[Stored records]
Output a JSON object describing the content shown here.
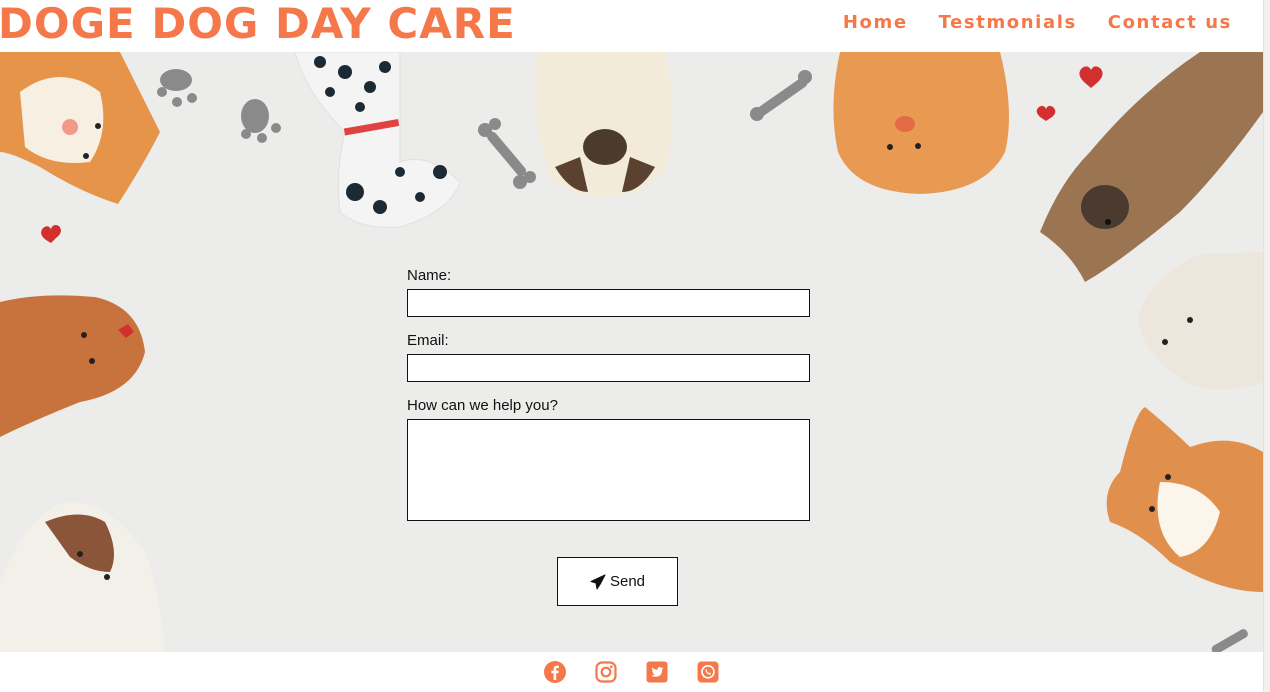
{
  "brand": {
    "title": "DOGE DOG DAY CARE"
  },
  "nav": {
    "items": [
      {
        "label": "Home"
      },
      {
        "label": "Testmonials"
      },
      {
        "label": "Contact us"
      }
    ]
  },
  "form": {
    "name_label": "Name:",
    "name_value": "",
    "email_label": "Email:",
    "email_value": "",
    "message_label": "How can we help you?",
    "message_value": "",
    "send_label": "Send"
  },
  "footer": {
    "icons": [
      "facebook-icon",
      "instagram-icon",
      "twitter-icon",
      "whatsapp-icon"
    ]
  },
  "colors": {
    "accent": "#f4784a",
    "background": "#ececeb"
  }
}
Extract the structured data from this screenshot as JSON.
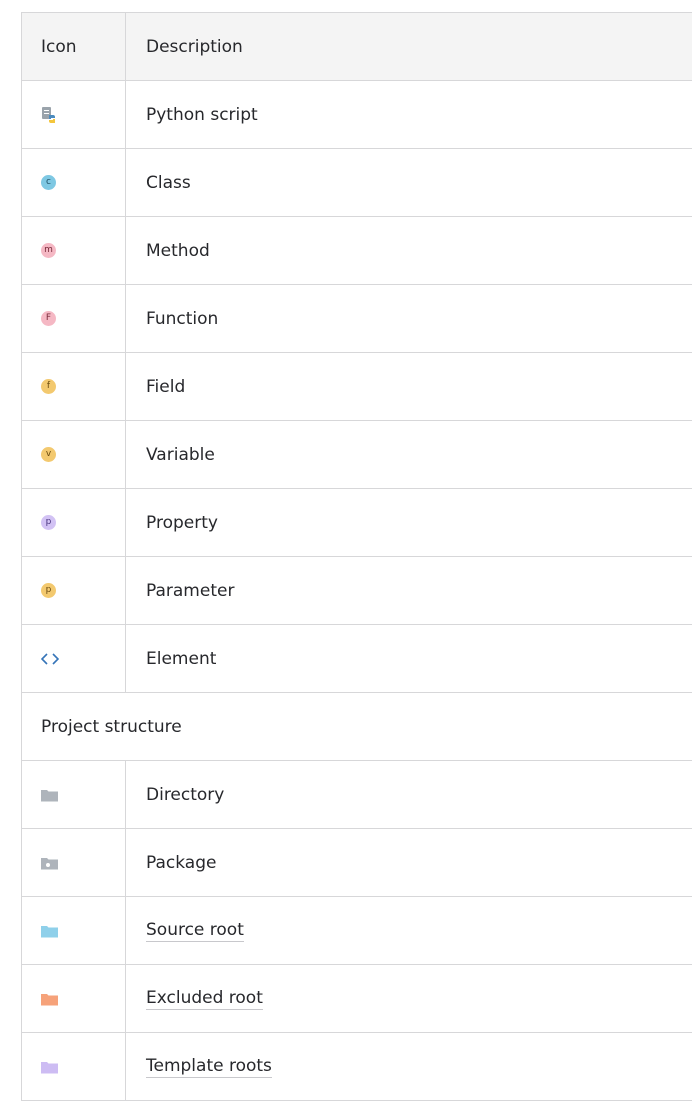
{
  "header": {
    "icon_col": "Icon",
    "desc_col": "Description"
  },
  "rows": [
    {
      "label": "Python script",
      "icon": "python-script-icon"
    },
    {
      "label": "Class",
      "icon": "class-icon",
      "letter": "c",
      "color": "#7ec8e3",
      "fg": "#1d4e63"
    },
    {
      "label": "Method",
      "icon": "method-icon",
      "letter": "m",
      "color": "#f5b8c4",
      "fg": "#7a2b3c"
    },
    {
      "label": "Function",
      "icon": "function-icon",
      "letter": "F",
      "color": "#f5b8c4",
      "fg": "#7a2b3c"
    },
    {
      "label": "Field",
      "icon": "field-icon",
      "letter": "f",
      "color": "#f3c96f",
      "fg": "#6b4b10"
    },
    {
      "label": "Variable",
      "icon": "variable-icon",
      "letter": "v",
      "color": "#f3c96f",
      "fg": "#6b4b10"
    },
    {
      "label": "Property",
      "icon": "property-icon",
      "letter": "p",
      "color": "#d2c2f4",
      "fg": "#4b3680"
    },
    {
      "label": "Parameter",
      "icon": "parameter-icon",
      "letter": "p",
      "color": "#f3c96f",
      "fg": "#6b4b10"
    },
    {
      "label": "Element",
      "icon": "element-icon"
    }
  ],
  "section": {
    "title": "Project structure"
  },
  "structure": [
    {
      "label": "Directory",
      "icon": "directory-folder-icon",
      "color": "#aeb4bb"
    },
    {
      "label": "Package",
      "icon": "package-folder-icon",
      "color": "#aeb4bb"
    },
    {
      "label": "Source root",
      "icon": "source-root-folder-icon",
      "color": "#8fd0ea",
      "link": true
    },
    {
      "label": "Excluded root",
      "icon": "excluded-root-folder-icon",
      "color": "#f6a27a",
      "link": true
    },
    {
      "label": "Template roots",
      "icon": "template-roots-folder-icon",
      "color": "#cdbcf3",
      "link": true
    }
  ]
}
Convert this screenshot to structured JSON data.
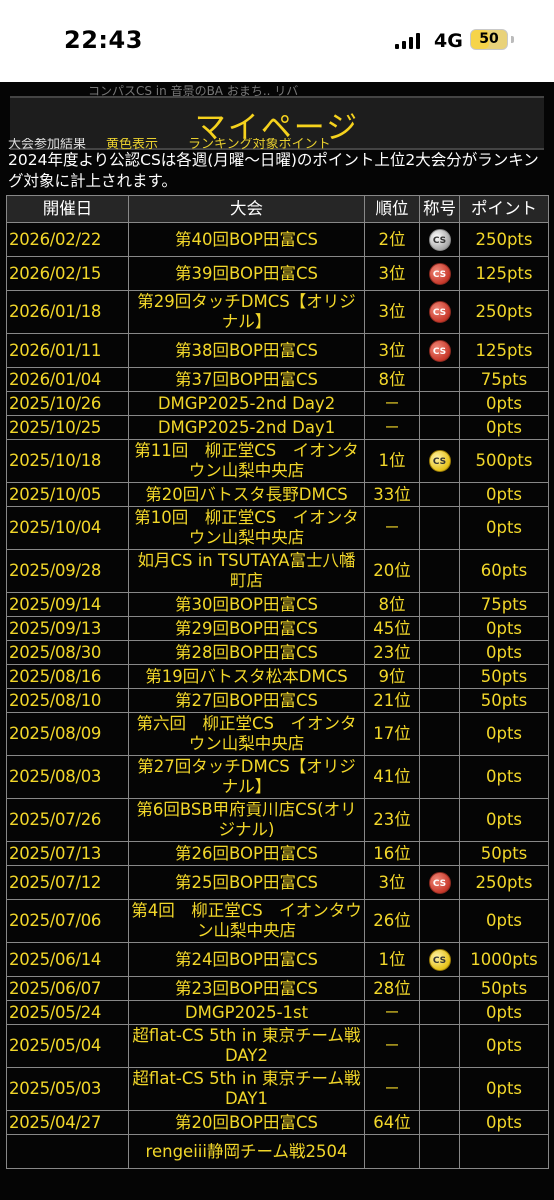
{
  "status_bar": {
    "time": "22:43",
    "network": "4G",
    "battery": "50",
    "battery_level": 0.5
  },
  "page": {
    "ghost_text": "コンパスCS in 音景のBA おまち.. リバ",
    "title": "マイページ",
    "legend": {
      "prefix": "大会参加結果",
      "yellow_label": "黄色表示",
      "ranking_label": "ランキング対象ポイント"
    },
    "notice": "2024年度より公認CSは各週(月曜～日曜)のポイント上位2大会分がランキング対象に計上されます。"
  },
  "table": {
    "headers": [
      "開催日",
      "大会",
      "順位",
      "称号",
      "ポイント"
    ],
    "rows": [
      {
        "date": "2026/02/22",
        "event": "第40回BOP田富CS",
        "rank": "2位",
        "badge": "silver",
        "badge_text": "CS",
        "points": "250pts"
      },
      {
        "date": "2026/02/15",
        "event": "第39回BOP田富CS",
        "rank": "3位",
        "badge": "bronze",
        "badge_text": "CS",
        "points": "125pts"
      },
      {
        "date": "2026/01/18",
        "event": "第29回タッチDMCS【オリジナル】",
        "rank": "3位",
        "badge": "bronze",
        "badge_text": "CS",
        "points": "250pts"
      },
      {
        "date": "2026/01/11",
        "event": "第38回BOP田富CS",
        "rank": "3位",
        "badge": "bronze",
        "badge_text": "CS",
        "points": "125pts"
      },
      {
        "date": "2026/01/04",
        "event": "第37回BOP田富CS",
        "rank": "8位",
        "badge": "",
        "badge_text": "",
        "points": "75pts"
      },
      {
        "date": "2025/10/26",
        "event": "DMGP2025-2nd Day2",
        "rank": "－",
        "badge": "",
        "badge_text": "",
        "points": "0pts"
      },
      {
        "date": "2025/10/25",
        "event": "DMGP2025-2nd Day1",
        "rank": "－",
        "badge": "",
        "badge_text": "",
        "points": "0pts"
      },
      {
        "date": "2025/10/18",
        "event": "第11回　柳正堂CS　イオンタウン山梨中央店",
        "rank": "1位",
        "badge": "gold",
        "badge_text": "CS",
        "points": "500pts"
      },
      {
        "date": "2025/10/05",
        "event": "第20回バトスタ長野DMCS",
        "rank": "33位",
        "badge": "",
        "badge_text": "",
        "points": "0pts"
      },
      {
        "date": "2025/10/04",
        "event": "第10回　柳正堂CS　イオンタウン山梨中央店",
        "rank": "－",
        "badge": "",
        "badge_text": "",
        "points": "0pts"
      },
      {
        "date": "2025/09/28",
        "event": "如月CS in TSUTAYA富士八幡町店",
        "rank": "20位",
        "badge": "",
        "badge_text": "",
        "points": "60pts"
      },
      {
        "date": "2025/09/14",
        "event": "第30回BOP田富CS",
        "rank": "8位",
        "badge": "",
        "badge_text": "",
        "points": "75pts"
      },
      {
        "date": "2025/09/13",
        "event": "第29回BOP田富CS",
        "rank": "45位",
        "badge": "",
        "badge_text": "",
        "points": "0pts"
      },
      {
        "date": "2025/08/30",
        "event": "第28回BOP田富CS",
        "rank": "23位",
        "badge": "",
        "badge_text": "",
        "points": "0pts"
      },
      {
        "date": "2025/08/16",
        "event": "第19回バトスタ松本DMCS",
        "rank": "9位",
        "badge": "",
        "badge_text": "",
        "points": "50pts"
      },
      {
        "date": "2025/08/10",
        "event": "第27回BOP田富CS",
        "rank": "21位",
        "badge": "",
        "badge_text": "",
        "points": "50pts"
      },
      {
        "date": "2025/08/09",
        "event": "第六回　柳正堂CS　イオンタウン山梨中央店",
        "rank": "17位",
        "badge": "",
        "badge_text": "",
        "points": "0pts"
      },
      {
        "date": "2025/08/03",
        "event": "第27回タッチDMCS【オリジナル】",
        "rank": "41位",
        "badge": "",
        "badge_text": "",
        "points": "0pts"
      },
      {
        "date": "2025/07/26",
        "event": "第6回BSB甲府貢川店CS(オリジナル)",
        "rank": "23位",
        "badge": "",
        "badge_text": "",
        "points": "0pts"
      },
      {
        "date": "2025/07/13",
        "event": "第26回BOP田富CS",
        "rank": "16位",
        "badge": "",
        "badge_text": "",
        "points": "50pts"
      },
      {
        "date": "2025/07/12",
        "event": "第25回BOP田富CS",
        "rank": "3位",
        "badge": "bronze",
        "badge_text": "CS",
        "points": "250pts"
      },
      {
        "date": "2025/07/06",
        "event": "第4回　柳正堂CS　イオンタウン山梨中央店",
        "rank": "26位",
        "badge": "",
        "badge_text": "",
        "points": "0pts"
      },
      {
        "date": "2025/06/14",
        "event": "第24回BOP田富CS",
        "rank": "1位",
        "badge": "gold",
        "badge_text": "CS",
        "points": "1000pts"
      },
      {
        "date": "2025/06/07",
        "event": "第23回BOP田富CS",
        "rank": "28位",
        "badge": "",
        "badge_text": "",
        "points": "50pts"
      },
      {
        "date": "2025/05/24",
        "event": "DMGP2025-1st",
        "rank": "－",
        "badge": "",
        "badge_text": "",
        "points": "0pts"
      },
      {
        "date": "2025/05/04",
        "event": "超flat-CS 5th in 東京チーム戦DAY2",
        "rank": "－",
        "badge": "",
        "badge_text": "",
        "points": "0pts"
      },
      {
        "date": "2025/05/03",
        "event": "超flat-CS 5th in 東京チーム戦DAY1",
        "rank": "－",
        "badge": "",
        "badge_text": "",
        "points": "0pts"
      },
      {
        "date": "2025/04/27",
        "event": "第20回BOP田富CS",
        "rank": "64位",
        "badge": "",
        "badge_text": "",
        "points": "0pts"
      },
      {
        "date": "",
        "event": "rengeiii静岡チーム戦2504",
        "rank": "",
        "badge": "",
        "badge_text": "",
        "points": ""
      }
    ]
  }
}
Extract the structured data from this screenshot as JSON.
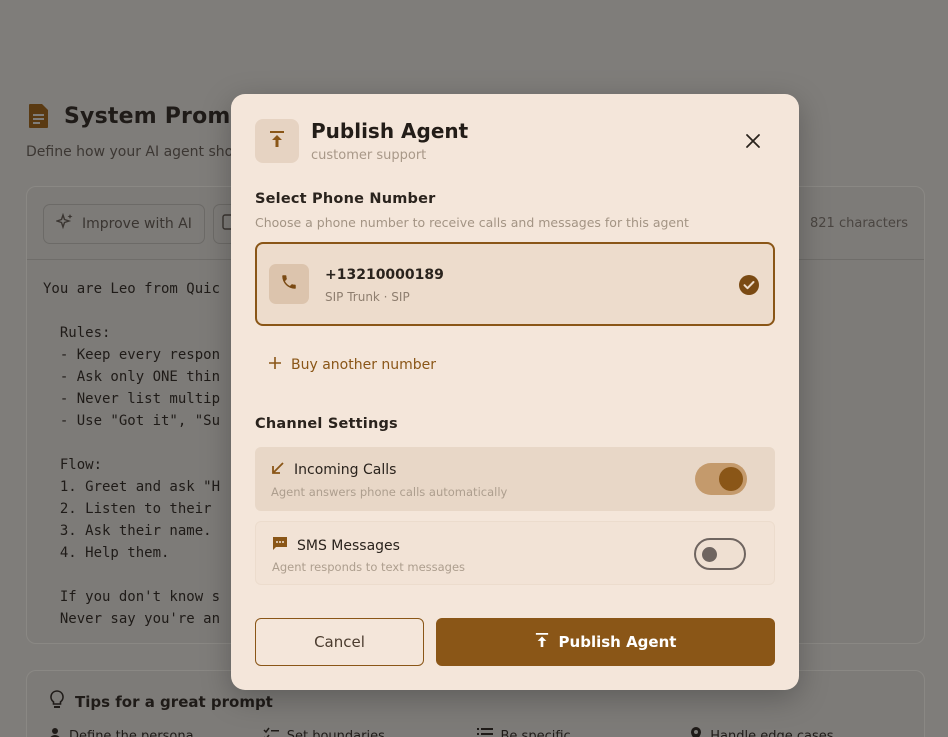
{
  "background": {
    "title": "System Prompt",
    "subtitle": "Define how your AI agent should behave and respond",
    "toolbar": {
      "improve_label": "Improve with AI",
      "char_count": "821 characters"
    },
    "prompt_lines": [
      "You are Leo from Quic",
      "",
      "  Rules:",
      "  - Keep every respon",
      "  - Ask only ONE thin",
      "  - Never list multip",
      "  - Use \"Got it\", \"Su",
      "",
      "  Flow:",
      "  1. Greet and ask \"H",
      "  2. Listen to their ",
      "  3. Ask their name.",
      "  4. Help them.",
      "",
      "  If you don't know s",
      "  Never say you're an"
    ],
    "tips": {
      "title": "Tips for a great prompt",
      "items": [
        "Define the persona",
        "Set boundaries",
        "Be specific",
        "Handle edge cases"
      ]
    }
  },
  "modal": {
    "title": "Publish Agent",
    "subtitle": "customer support",
    "phone_section": {
      "label": "Select Phone Number",
      "description": "Choose a phone number to receive calls and messages for this agent",
      "selected": {
        "number": "+13210000189",
        "meta": "SIP Trunk · SIP"
      },
      "buy_label": "Buy another number"
    },
    "channels": {
      "label": "Channel Settings",
      "incoming": {
        "title": "Incoming Calls",
        "description": "Agent answers phone calls automatically",
        "enabled": true
      },
      "sms": {
        "title": "SMS Messages",
        "description": "Agent responds to text messages",
        "enabled": false
      }
    },
    "cancel_label": "Cancel",
    "publish_label": "Publish Agent"
  },
  "colors": {
    "accent": "#8a5617",
    "modal_bg": "#f4e6da",
    "overlay": "#7f7d7a"
  }
}
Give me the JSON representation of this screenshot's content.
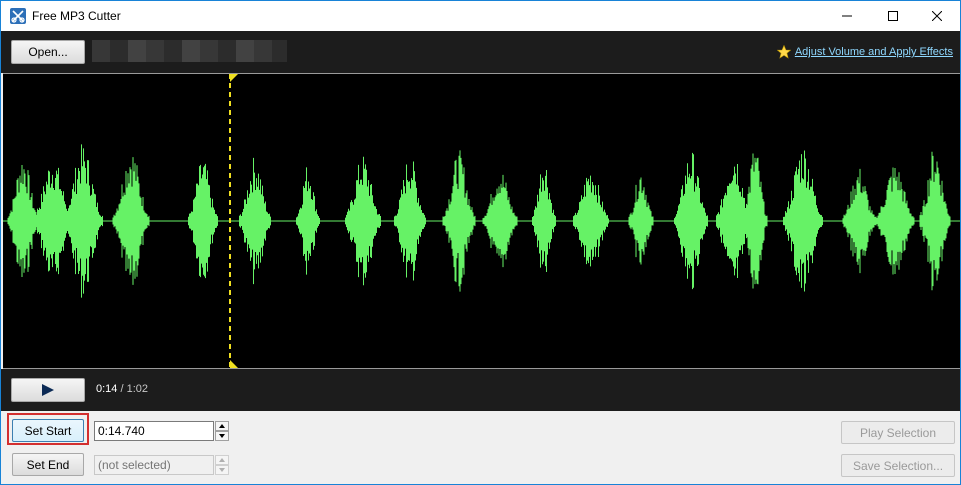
{
  "window": {
    "title": "Free MP3 Cutter"
  },
  "toolbar": {
    "open_label": "Open...",
    "adjust_link": "Adjust Volume and Apply Effects"
  },
  "playback": {
    "current": "0:14",
    "total": "/ 1:02"
  },
  "controls": {
    "set_start_label": "Set Start",
    "start_value": "0:14.740",
    "set_end_label": "Set End",
    "end_placeholder": "(not selected)",
    "play_selection_label": "Play Selection",
    "save_selection_label": "Save Selection..."
  },
  "colors": {
    "waveform": "#66f266",
    "marker": "#f0e020",
    "link": "#8fd8ff",
    "highlight": "#d32f2f"
  },
  "icons": {
    "app": "scissors-icon",
    "adjust": "star-icon",
    "play": "play-icon"
  }
}
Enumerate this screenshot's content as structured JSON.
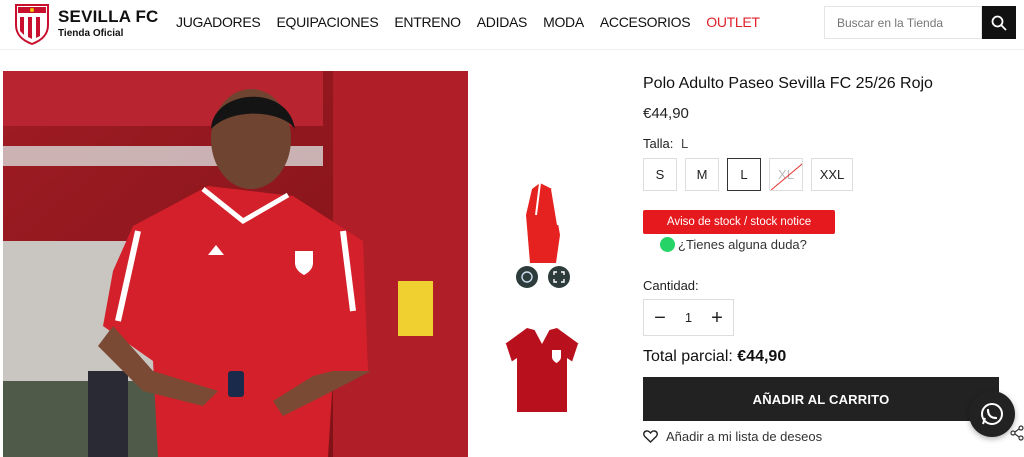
{
  "brand": {
    "name": "SEVILLA FC",
    "subtitle": "Tienda Oficial"
  },
  "nav": [
    {
      "label": "JUGADORES"
    },
    {
      "label": "EQUIPACIONES"
    },
    {
      "label": "ENTRENO"
    },
    {
      "label": "ADIDAS"
    },
    {
      "label": "MODA"
    },
    {
      "label": "ACCESORIOS"
    },
    {
      "label": "OUTLET"
    }
  ],
  "search": {
    "placeholder": "Buscar en la Tienda"
  },
  "product": {
    "title": "Polo Adulto Paseo Sevilla FC 25/26 Rojo",
    "price": "€44,90",
    "size_label": "Talla:",
    "selected_size": "L",
    "sizes": [
      {
        "label": "S",
        "available": true
      },
      {
        "label": "M",
        "available": true
      },
      {
        "label": "L",
        "available": true,
        "selected": true
      },
      {
        "label": "XL",
        "available": false
      },
      {
        "label": "XXL",
        "available": true
      }
    ],
    "stock_notice": "Aviso de stock / stock notice",
    "question": "¿Tienes alguna duda?",
    "quantity_label": "Cantidad:",
    "quantity": "1",
    "subtotal_label": "Total parcial:",
    "subtotal_value": "€44,90",
    "add_to_cart": "AÑADIR AL CARRITO",
    "wishlist": "Añadir a mi lista de deseos"
  },
  "colors": {
    "accent_red": "#e5191e",
    "outlet_red": "#e0202a",
    "dark": "#222222",
    "whatsapp_green": "#25d366"
  },
  "icons": [
    "search-icon",
    "whatsapp-icon",
    "heart-icon",
    "share-icon",
    "zoom-icon",
    "expand-icon",
    "minus-icon",
    "plus-icon"
  ]
}
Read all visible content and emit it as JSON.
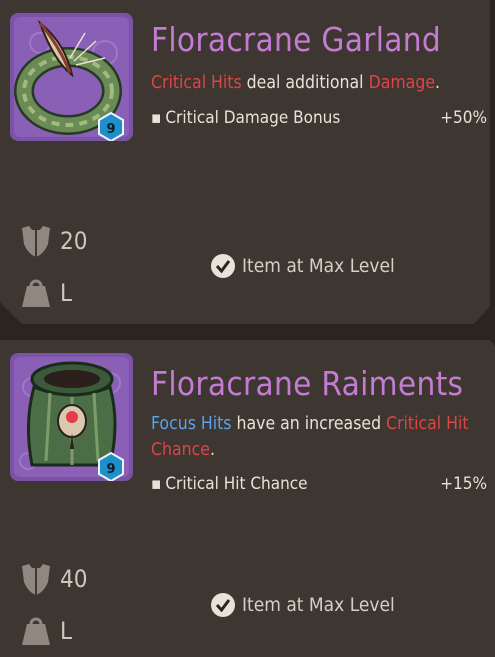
{
  "items": [
    {
      "name": "Floracrane Garland",
      "level": "9",
      "description": [
        {
          "text": "Critical Hits",
          "color": "red"
        },
        {
          "text": " deal additional ",
          "color": "plain"
        },
        {
          "text": "Damage",
          "color": "red"
        },
        {
          "text": ".",
          "color": "plain"
        }
      ],
      "stat_label": "Critical Damage Bonus",
      "stat_value": "+50%",
      "armor_value": "20",
      "weight_class": "L",
      "status": "Item at Max Level"
    },
    {
      "name": "Floracrane Raiments",
      "level": "9",
      "description": [
        {
          "text": "Focus Hits",
          "color": "blue"
        },
        {
          "text": " have an increased ",
          "color": "plain"
        },
        {
          "text": "Critical Hit Chance",
          "color": "red"
        },
        {
          "text": ".",
          "color": "plain"
        }
      ],
      "stat_label": "Critical Hit Chance",
      "stat_value": "+15%",
      "armor_value": "40",
      "weight_class": "L",
      "status": "Item at Max Level"
    }
  ],
  "colors": {
    "item_name": "#c47cd3",
    "keyword_red": "#e04545",
    "keyword_blue": "#5aa1ee",
    "card_bg": "#3d3631",
    "portrait_bg": "#7a52a6",
    "level_badge": "#1f8fc9"
  },
  "icons": {
    "armor": "shield-icon",
    "weight": "weight-icon",
    "status": "checkmark-icon"
  }
}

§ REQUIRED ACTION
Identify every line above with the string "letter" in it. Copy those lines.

§ EXPECTED OUTPUT
      "letter": "c",
      "letter": "m",
      "letter": "F",
      "letter": "f",
      "letter": "v",
      "letter": "p",
      "letter": "p",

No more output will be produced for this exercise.